“When it came time to choose a dissertation topic, these questions were alive in my mind. I valued my sexually conservative tradition,” Finlayson-Fife said. “I liked the idea of sexual exclusivity, and a context of commitment both expressed through the Law of Chastity. But I also saw the challenges. I saw the repression, the fear, in my friends and in myself.”

In her dissertation, Finlayson-Fife examined LDS women’s concept of femininity and how they felt it was tied to their sexuality. “Men are constructed as naturally sexual, and women are taught to be desirable to those men,” she said.

Finlayson-Fife said that a focus on desirability rather than desire creates “non-identification” with women’s self-knowledge of their own desires, a problem she frequently observes in her clients. This also creates a culture in which women are the gatekeepers of sexual relationships. If women internalize the idea that they have no sexual desire, they become the gender that is more suited to manage men’s desires, either through modesty or stopping men from violating chastity.

ws-photoIn her dissertation, Finlayson-Fife concluded that the majority of LDS women she interviewed expressed “feelings of non-agency, that they struggled both pre-maritally and after marriage to navigate what they wanted sexually.” In addition, they believed that femininity and eroticism were incompatible.

“We’re afraid of women’s inherent sexuality,” Finlayson-Fife said. “I think the real deal is that we are afraid of how inherently sexual women are, that women are erotic, earthy creatures. Emotional. They feel deeply. I think that’s because in patriarchy, women’s sexuality scares men. There is a lot of focus on trying to talk about what kind of sexual being you should be, which is really tamped down.”

By contrast, Finlayson-Fife found in her research that LDS women who were comfortable with their sexuality had a gender-neutral expectation of the Law of Chastity. Their marriages were also egalitarian; decision-making was shared. They accepted that sexuality was God-given, and that female desire for passion and pleasure within marriage did not diminish their spirituality.

“The truth is, in our faith we have a beautiful theology that allows for an integration of our sexuality, passion and desire that is completely congruent with our highest principles and of egalitarian marriages,” Finlayson-Fife concluded.
—Sylvia Cutler (B.A. English/French ’17)

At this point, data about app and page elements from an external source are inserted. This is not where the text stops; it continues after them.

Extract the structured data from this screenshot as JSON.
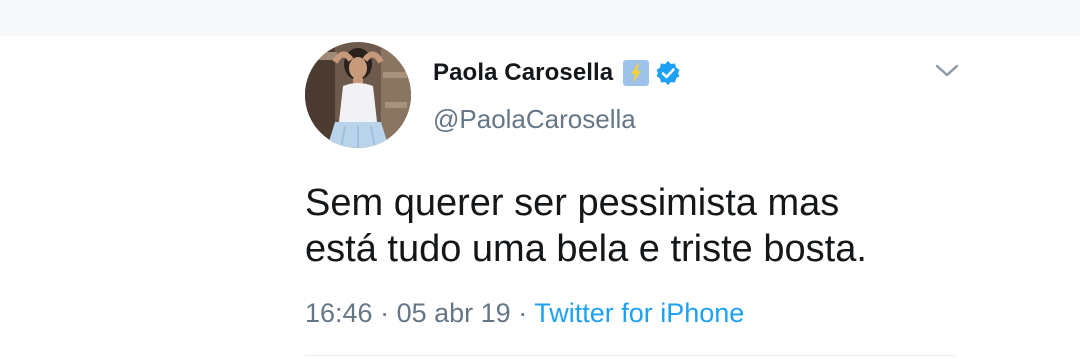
{
  "tweet": {
    "display_name": "Paola Carosella",
    "handle": "@PaolaCarosella",
    "text_lines": [
      "Sem querer ser pessimista mas",
      "está tudo uma bela e triste bosta."
    ],
    "time": "16:46",
    "separator": "·",
    "date": "05 abr 19",
    "source": "Twitter for iPhone",
    "badges": [
      "high-voltage-emoji-icon",
      "verified-badge-icon"
    ],
    "menu_icon": "chevron-down-icon"
  },
  "colors": {
    "text_primary": "#14171a",
    "text_secondary": "#657786",
    "accent": "#1da1f2",
    "top_strip": "#f7f8fa",
    "divider": "#e6ecf0"
  }
}
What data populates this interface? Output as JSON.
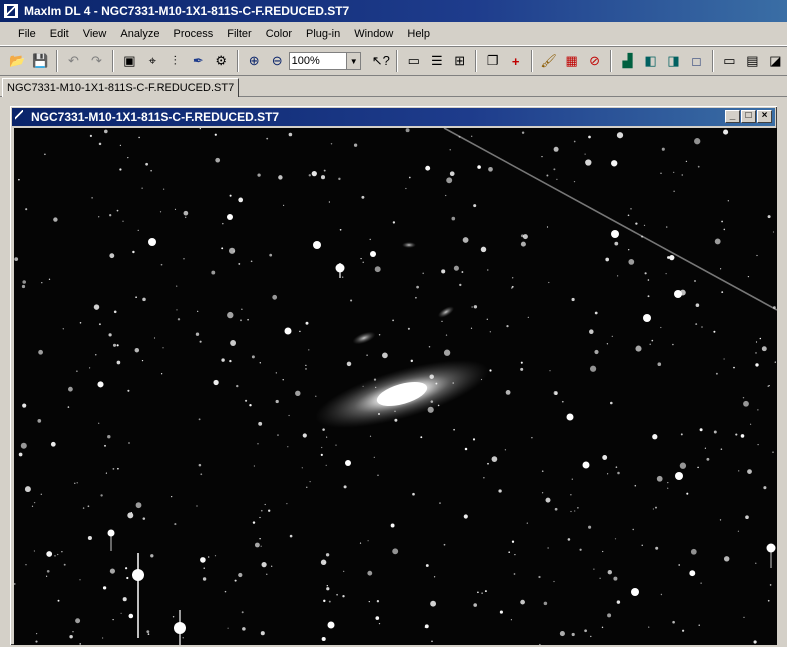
{
  "app": {
    "title": "MaxIm DL 4 - NGC7331-M10-1X1-811S-C-F.REDUCED.ST7"
  },
  "menu": [
    "File",
    "Edit",
    "View",
    "Analyze",
    "Process",
    "Filter",
    "Color",
    "Plug-in",
    "Window",
    "Help"
  ],
  "toolbar": {
    "zoom_value": "100%"
  },
  "tab": {
    "label": "NGC7331-M10-1X1-811S-C-F.REDUCED.ST7"
  },
  "image_window": {
    "title": "NGC7331-M10-1X1-811S-C-F.REDUCED.ST7"
  },
  "icons": [
    "open-icon",
    "save-icon",
    "undo-icon",
    "redo-icon",
    "image-icon",
    "crosshair-icon",
    "align-icon",
    "pick-icon",
    "settings-icon",
    "zoom-in-icon",
    "zoom-out-icon",
    "help-pointer-icon",
    "ruler-icon",
    "stack-icon",
    "calibrate-icon",
    "copy-icon",
    "crosshair-plus-icon",
    "brush-icon",
    "grid-icon",
    "no-icon",
    "histogram-icon",
    "blink-icon",
    "swap-icon",
    "square-icon",
    "window1-icon",
    "window2-icon",
    "window3-icon"
  ]
}
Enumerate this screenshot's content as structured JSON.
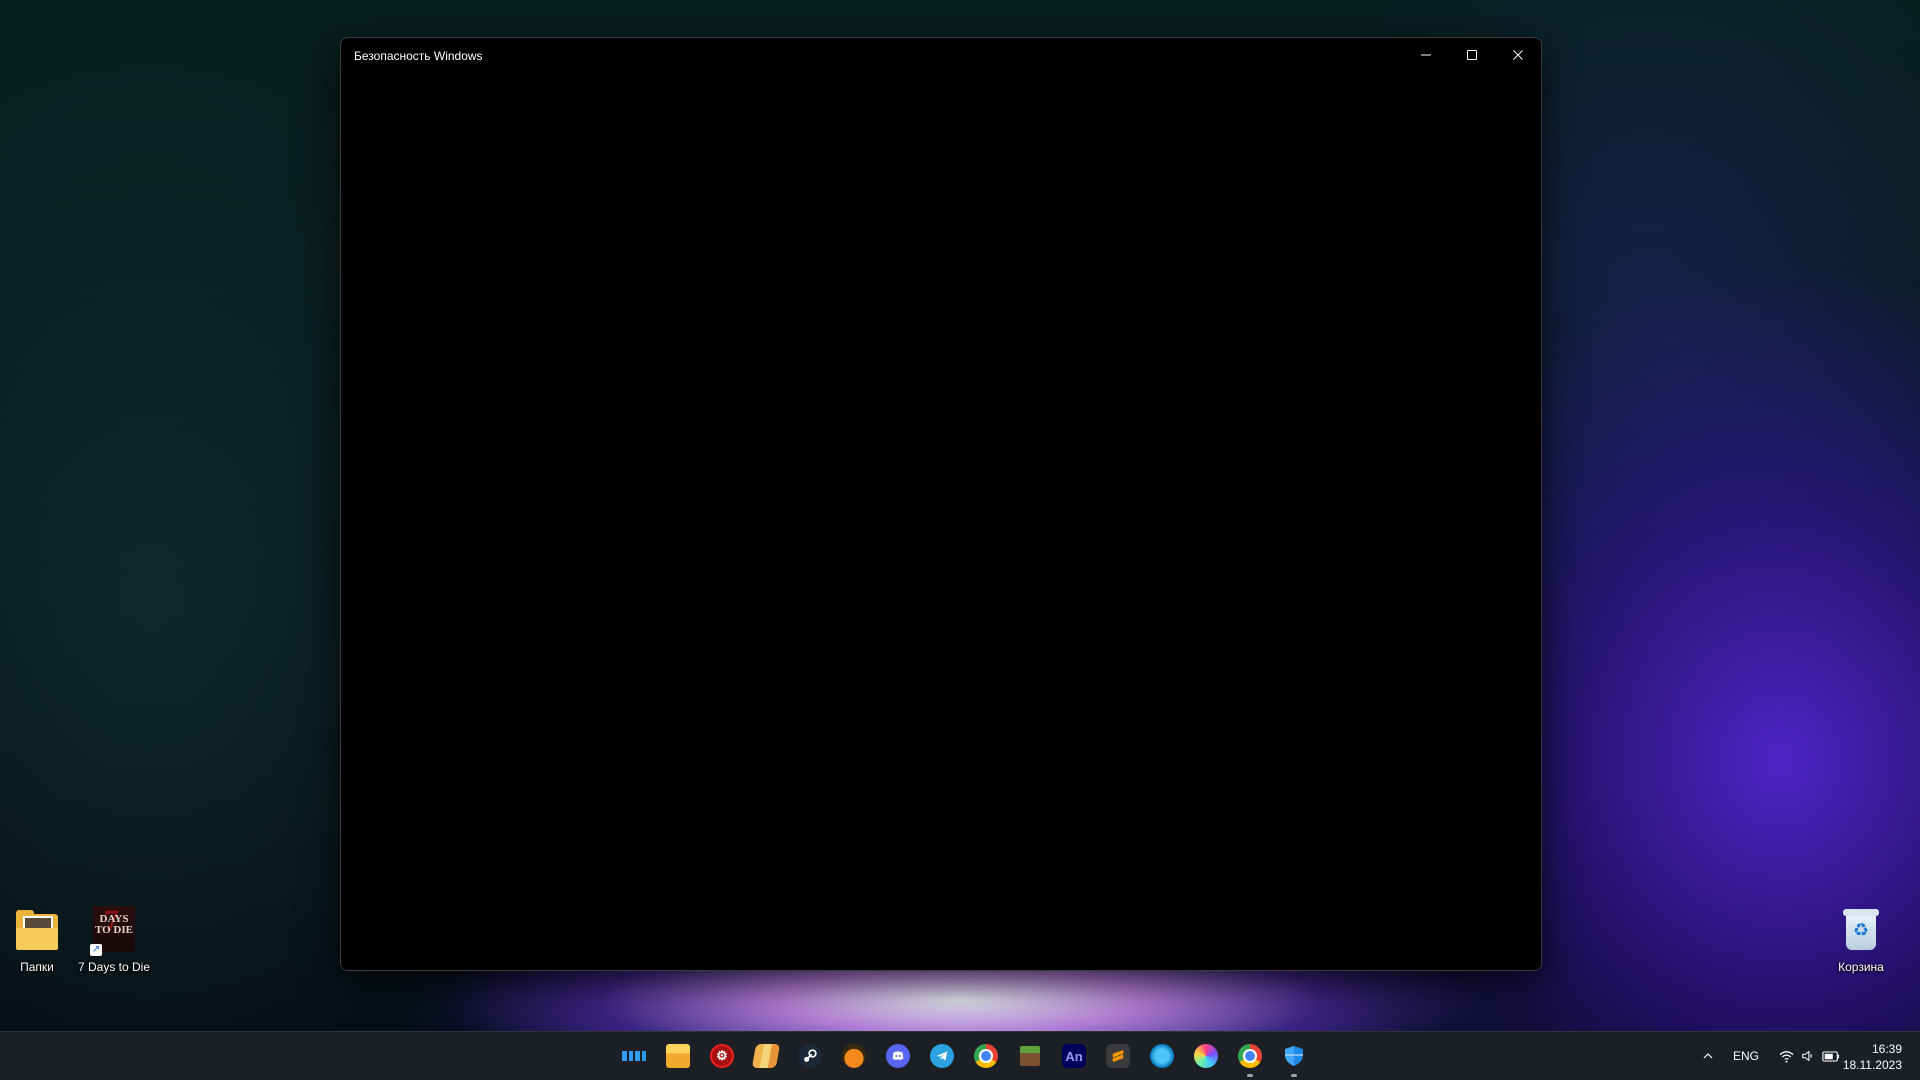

Sylvia covers events for the women’s studies program for the College of Humanities. She is a senior pursuing a double major in English and French with a minor in women’s studies.